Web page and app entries
= = =

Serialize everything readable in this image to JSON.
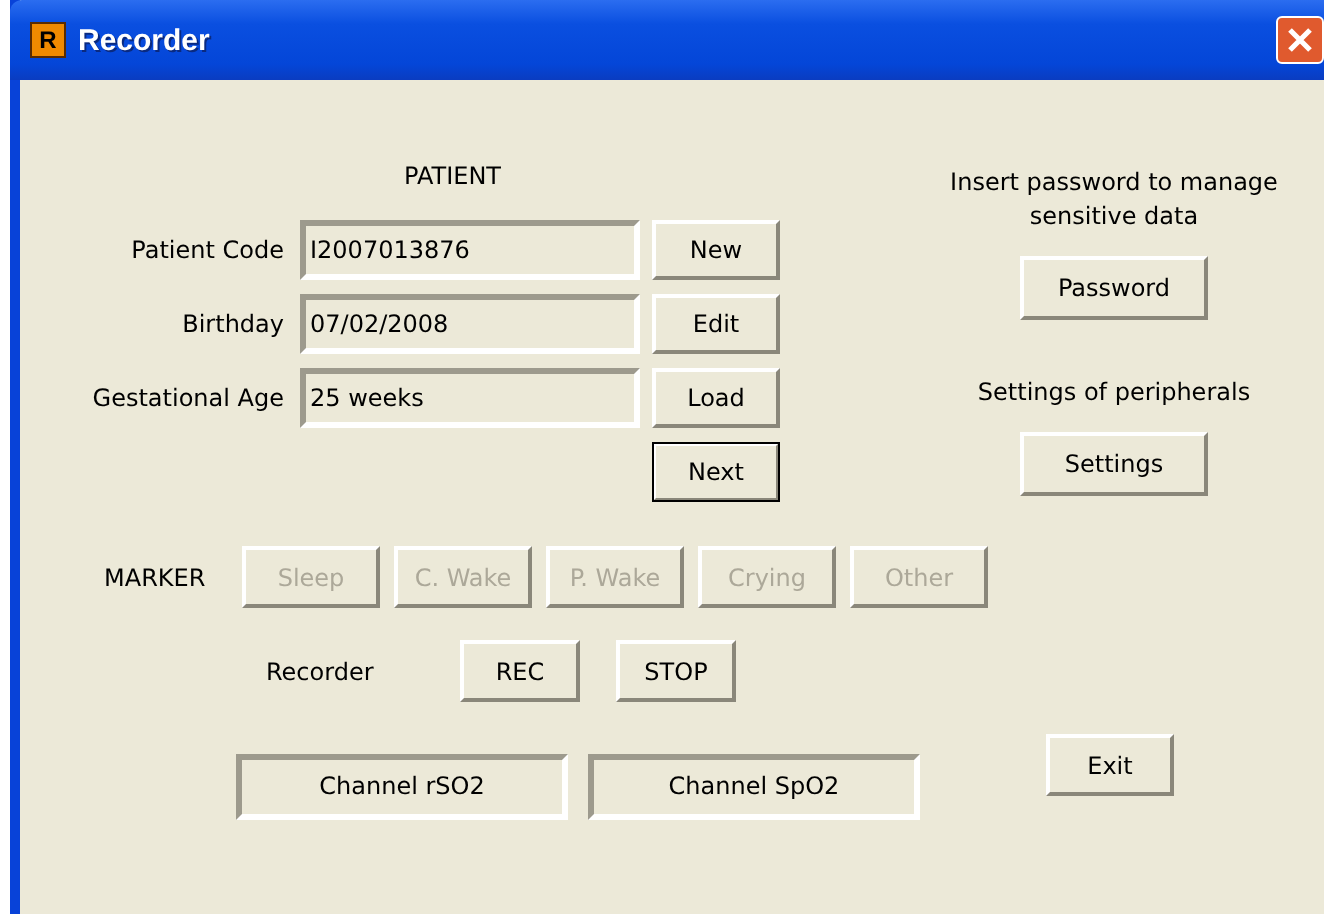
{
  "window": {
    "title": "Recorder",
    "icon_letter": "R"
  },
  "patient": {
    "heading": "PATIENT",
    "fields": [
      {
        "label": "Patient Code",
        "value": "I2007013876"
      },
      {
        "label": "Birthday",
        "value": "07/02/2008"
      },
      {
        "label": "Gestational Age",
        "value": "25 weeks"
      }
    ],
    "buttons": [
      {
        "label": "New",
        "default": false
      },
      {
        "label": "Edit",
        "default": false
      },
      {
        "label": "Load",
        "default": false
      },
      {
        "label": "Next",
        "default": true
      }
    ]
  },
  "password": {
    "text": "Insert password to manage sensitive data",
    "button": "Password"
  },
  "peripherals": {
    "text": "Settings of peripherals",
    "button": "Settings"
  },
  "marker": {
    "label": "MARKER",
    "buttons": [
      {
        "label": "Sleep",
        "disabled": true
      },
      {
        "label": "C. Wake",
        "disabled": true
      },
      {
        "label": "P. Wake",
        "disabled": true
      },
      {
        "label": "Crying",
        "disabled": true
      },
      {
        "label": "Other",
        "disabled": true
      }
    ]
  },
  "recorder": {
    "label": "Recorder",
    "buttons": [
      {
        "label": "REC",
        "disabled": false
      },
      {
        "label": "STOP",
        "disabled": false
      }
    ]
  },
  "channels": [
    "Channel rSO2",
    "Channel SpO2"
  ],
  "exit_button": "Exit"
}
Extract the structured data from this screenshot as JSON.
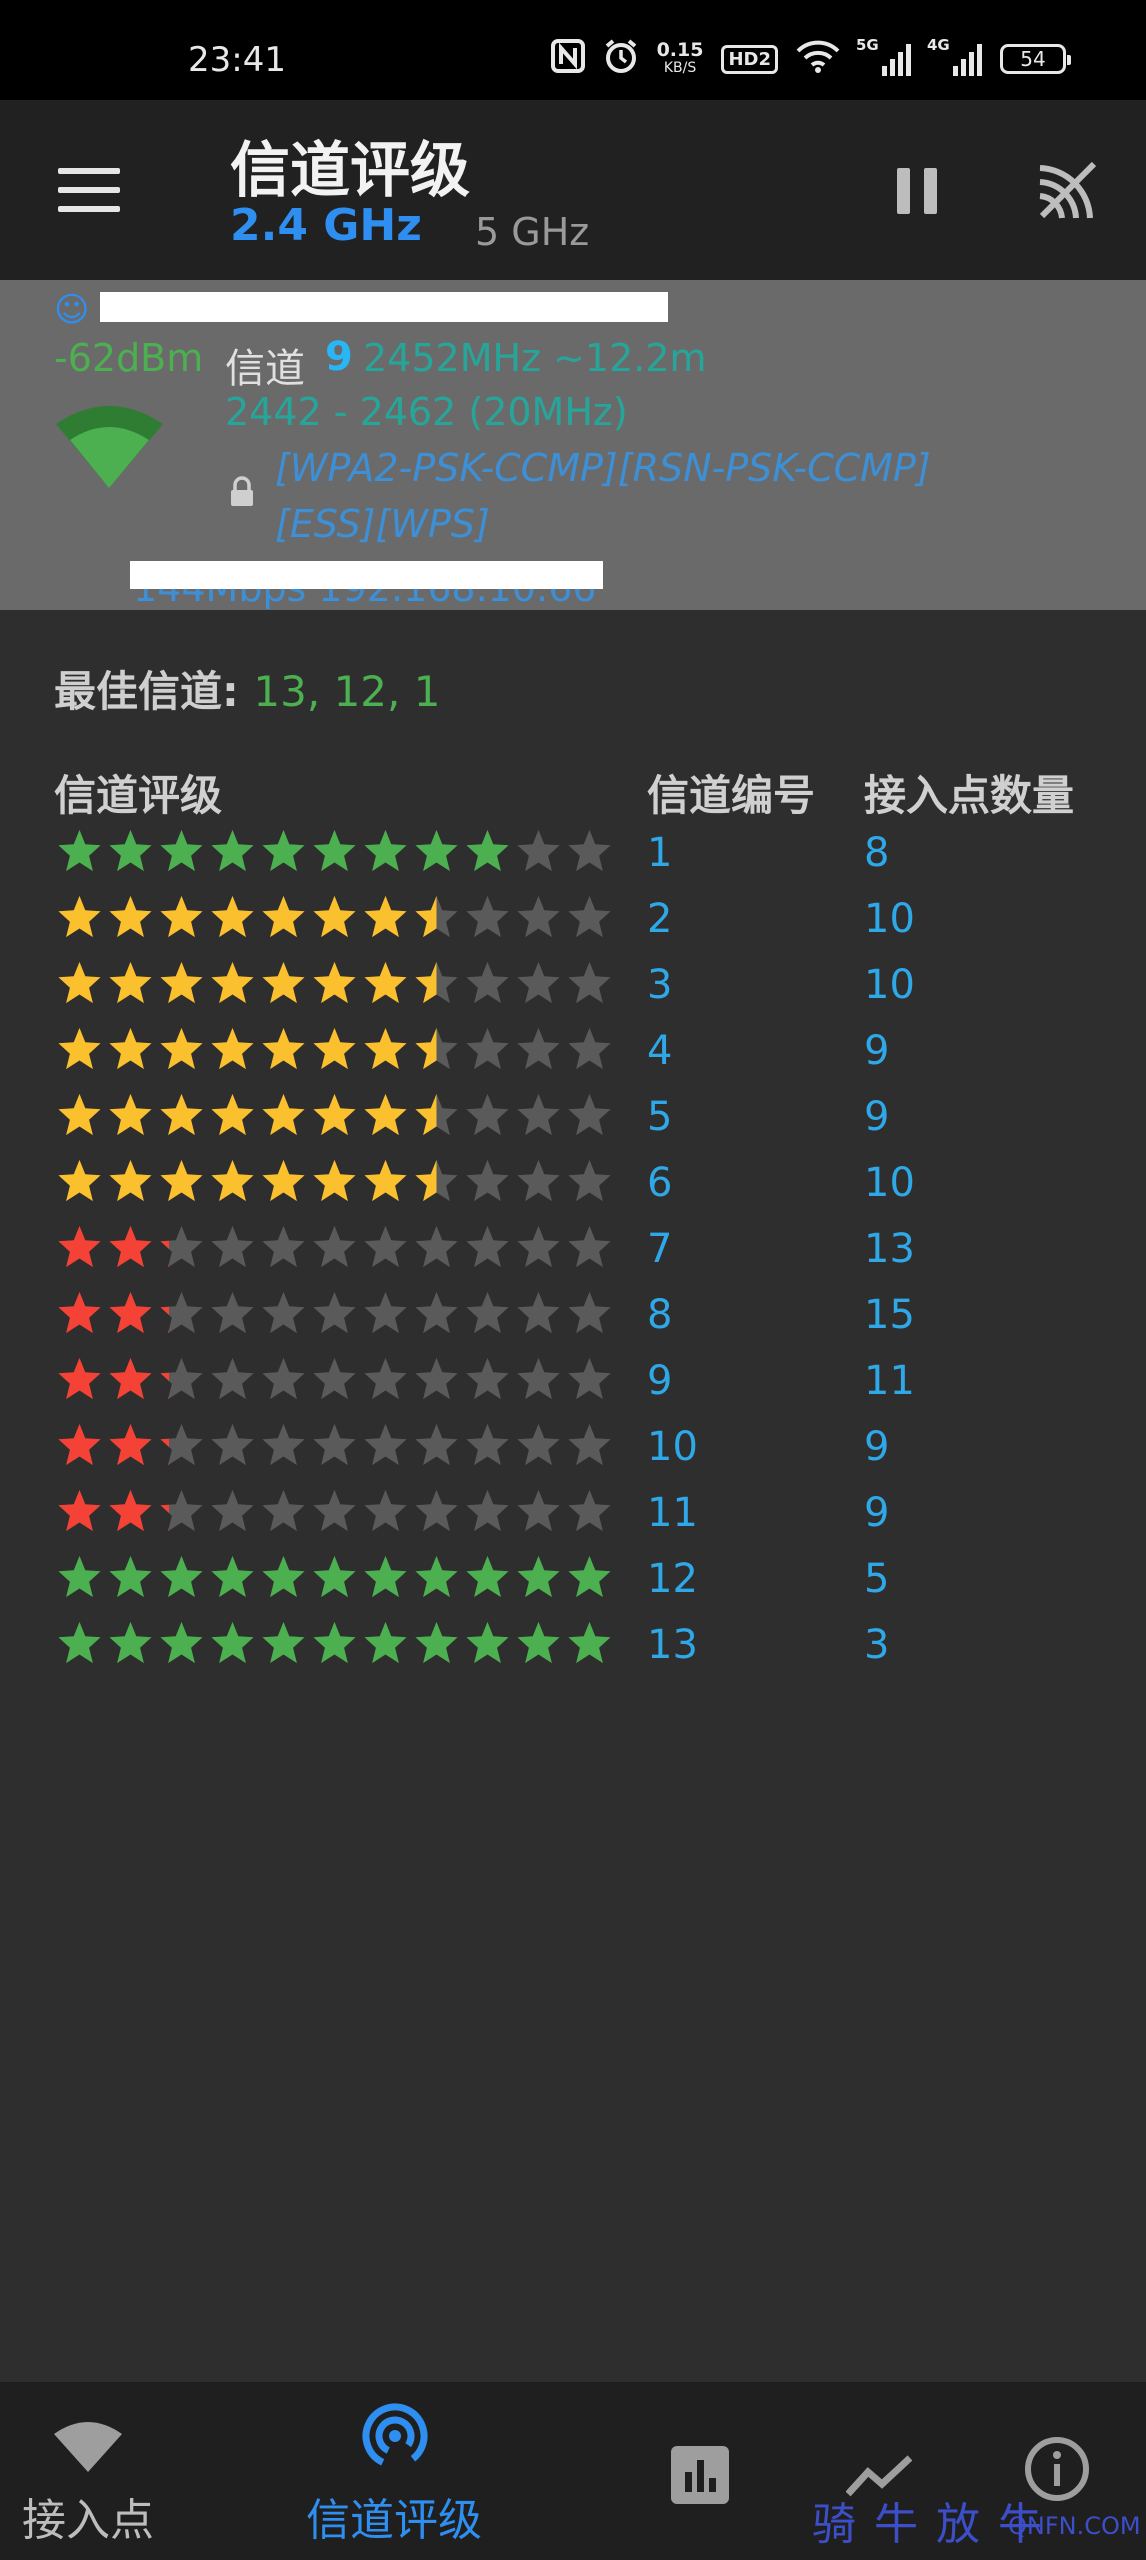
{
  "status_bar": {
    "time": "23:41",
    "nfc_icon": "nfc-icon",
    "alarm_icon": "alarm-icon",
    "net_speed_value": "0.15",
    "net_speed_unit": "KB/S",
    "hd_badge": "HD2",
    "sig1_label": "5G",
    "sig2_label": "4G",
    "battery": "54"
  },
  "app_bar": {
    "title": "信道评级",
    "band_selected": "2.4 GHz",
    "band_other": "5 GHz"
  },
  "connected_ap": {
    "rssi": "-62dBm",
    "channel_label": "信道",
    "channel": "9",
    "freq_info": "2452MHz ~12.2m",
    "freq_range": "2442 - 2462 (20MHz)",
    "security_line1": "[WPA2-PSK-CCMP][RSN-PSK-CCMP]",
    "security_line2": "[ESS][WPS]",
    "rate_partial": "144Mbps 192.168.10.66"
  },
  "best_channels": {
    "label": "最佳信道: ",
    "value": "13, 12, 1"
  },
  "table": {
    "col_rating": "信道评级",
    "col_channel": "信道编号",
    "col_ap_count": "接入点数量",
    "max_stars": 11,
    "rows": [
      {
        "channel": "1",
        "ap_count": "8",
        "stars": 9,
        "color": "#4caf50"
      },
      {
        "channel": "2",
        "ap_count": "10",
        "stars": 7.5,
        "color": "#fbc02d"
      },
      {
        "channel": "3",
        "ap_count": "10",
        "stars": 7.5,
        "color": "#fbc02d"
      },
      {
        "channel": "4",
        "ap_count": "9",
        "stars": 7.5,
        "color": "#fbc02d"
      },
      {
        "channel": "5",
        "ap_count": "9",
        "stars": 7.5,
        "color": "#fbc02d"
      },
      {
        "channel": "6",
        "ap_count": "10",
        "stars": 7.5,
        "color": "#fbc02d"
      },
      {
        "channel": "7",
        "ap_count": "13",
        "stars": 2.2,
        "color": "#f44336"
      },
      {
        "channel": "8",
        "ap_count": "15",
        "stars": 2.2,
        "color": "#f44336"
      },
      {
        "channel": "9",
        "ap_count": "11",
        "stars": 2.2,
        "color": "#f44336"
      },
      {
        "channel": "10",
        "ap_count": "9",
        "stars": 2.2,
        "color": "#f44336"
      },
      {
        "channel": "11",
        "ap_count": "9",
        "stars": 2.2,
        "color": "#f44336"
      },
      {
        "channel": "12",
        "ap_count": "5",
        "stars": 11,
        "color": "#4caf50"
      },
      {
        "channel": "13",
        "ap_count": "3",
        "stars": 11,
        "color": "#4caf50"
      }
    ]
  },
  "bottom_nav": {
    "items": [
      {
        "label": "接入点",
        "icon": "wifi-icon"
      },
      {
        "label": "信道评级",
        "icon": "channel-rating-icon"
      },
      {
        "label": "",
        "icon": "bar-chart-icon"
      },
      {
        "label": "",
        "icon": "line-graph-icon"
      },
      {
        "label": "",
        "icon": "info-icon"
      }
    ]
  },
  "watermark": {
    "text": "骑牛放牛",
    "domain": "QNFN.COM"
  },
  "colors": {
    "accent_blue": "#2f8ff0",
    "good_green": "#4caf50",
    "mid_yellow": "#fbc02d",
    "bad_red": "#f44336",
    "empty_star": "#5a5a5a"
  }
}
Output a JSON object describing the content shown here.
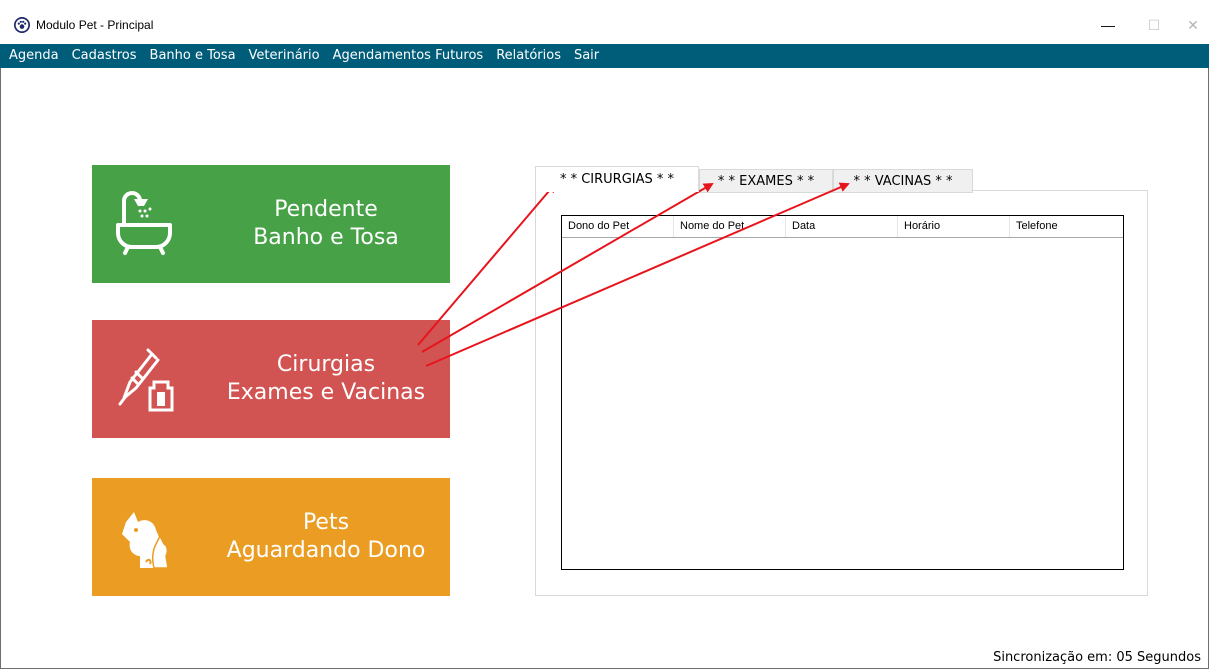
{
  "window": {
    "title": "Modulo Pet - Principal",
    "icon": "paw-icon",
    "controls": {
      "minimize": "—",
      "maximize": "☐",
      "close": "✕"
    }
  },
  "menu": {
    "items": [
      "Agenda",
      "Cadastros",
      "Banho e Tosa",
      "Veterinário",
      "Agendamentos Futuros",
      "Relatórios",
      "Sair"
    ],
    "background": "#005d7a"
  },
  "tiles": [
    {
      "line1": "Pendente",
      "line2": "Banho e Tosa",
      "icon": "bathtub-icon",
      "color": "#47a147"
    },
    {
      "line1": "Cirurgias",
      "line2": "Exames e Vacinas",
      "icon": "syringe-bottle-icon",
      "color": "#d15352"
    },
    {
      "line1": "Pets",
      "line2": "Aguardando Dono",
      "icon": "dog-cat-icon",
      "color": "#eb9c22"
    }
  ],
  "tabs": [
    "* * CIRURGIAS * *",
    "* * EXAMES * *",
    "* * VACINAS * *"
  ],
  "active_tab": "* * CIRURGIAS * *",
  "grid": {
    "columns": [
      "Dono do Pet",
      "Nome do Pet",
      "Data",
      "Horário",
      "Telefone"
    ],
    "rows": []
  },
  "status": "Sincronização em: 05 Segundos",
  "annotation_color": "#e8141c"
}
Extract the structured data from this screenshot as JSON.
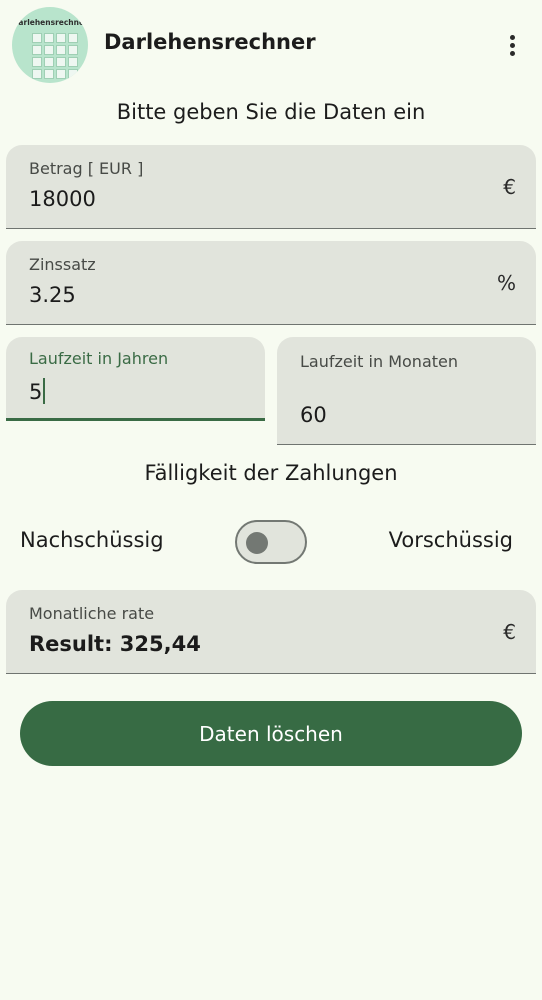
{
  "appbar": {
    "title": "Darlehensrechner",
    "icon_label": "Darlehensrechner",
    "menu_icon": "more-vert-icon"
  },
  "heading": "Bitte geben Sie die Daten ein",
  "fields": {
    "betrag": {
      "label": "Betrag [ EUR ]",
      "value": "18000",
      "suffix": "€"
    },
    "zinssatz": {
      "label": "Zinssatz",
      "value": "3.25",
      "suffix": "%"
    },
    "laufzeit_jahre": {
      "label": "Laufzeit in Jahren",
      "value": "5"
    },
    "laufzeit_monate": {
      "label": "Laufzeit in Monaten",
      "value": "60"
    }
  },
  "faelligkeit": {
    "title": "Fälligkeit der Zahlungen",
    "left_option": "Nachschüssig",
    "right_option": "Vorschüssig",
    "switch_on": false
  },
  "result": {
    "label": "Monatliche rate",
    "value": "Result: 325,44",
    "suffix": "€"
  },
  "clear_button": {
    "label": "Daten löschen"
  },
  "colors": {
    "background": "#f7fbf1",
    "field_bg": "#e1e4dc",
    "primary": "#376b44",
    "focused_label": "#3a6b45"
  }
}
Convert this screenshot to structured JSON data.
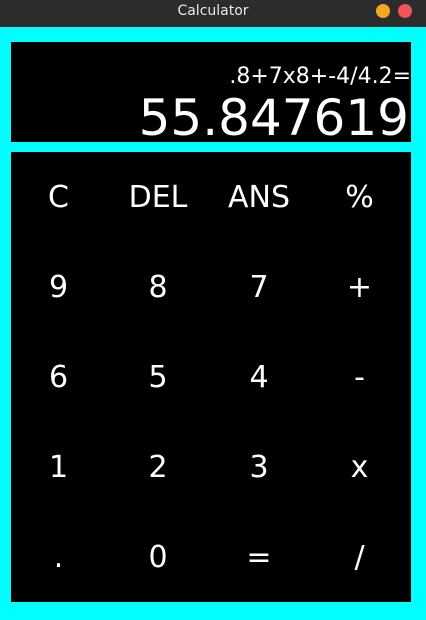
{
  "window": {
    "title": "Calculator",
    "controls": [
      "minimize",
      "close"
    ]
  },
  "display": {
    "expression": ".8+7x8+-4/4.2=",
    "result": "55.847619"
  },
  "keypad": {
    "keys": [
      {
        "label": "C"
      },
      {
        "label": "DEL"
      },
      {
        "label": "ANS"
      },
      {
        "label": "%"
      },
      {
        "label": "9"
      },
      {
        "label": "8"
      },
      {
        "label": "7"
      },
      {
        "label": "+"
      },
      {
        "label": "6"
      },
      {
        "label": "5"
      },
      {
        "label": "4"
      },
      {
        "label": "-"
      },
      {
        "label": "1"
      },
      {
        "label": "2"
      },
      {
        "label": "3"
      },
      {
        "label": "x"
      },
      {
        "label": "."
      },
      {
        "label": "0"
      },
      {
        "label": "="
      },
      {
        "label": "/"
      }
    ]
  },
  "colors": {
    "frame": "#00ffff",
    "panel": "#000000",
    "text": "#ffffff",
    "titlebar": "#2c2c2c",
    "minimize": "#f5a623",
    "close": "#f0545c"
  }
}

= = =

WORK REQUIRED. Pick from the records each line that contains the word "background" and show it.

TASK SOLUTION.
    "background": "#005d7a"
    "background": "#f7fbf1",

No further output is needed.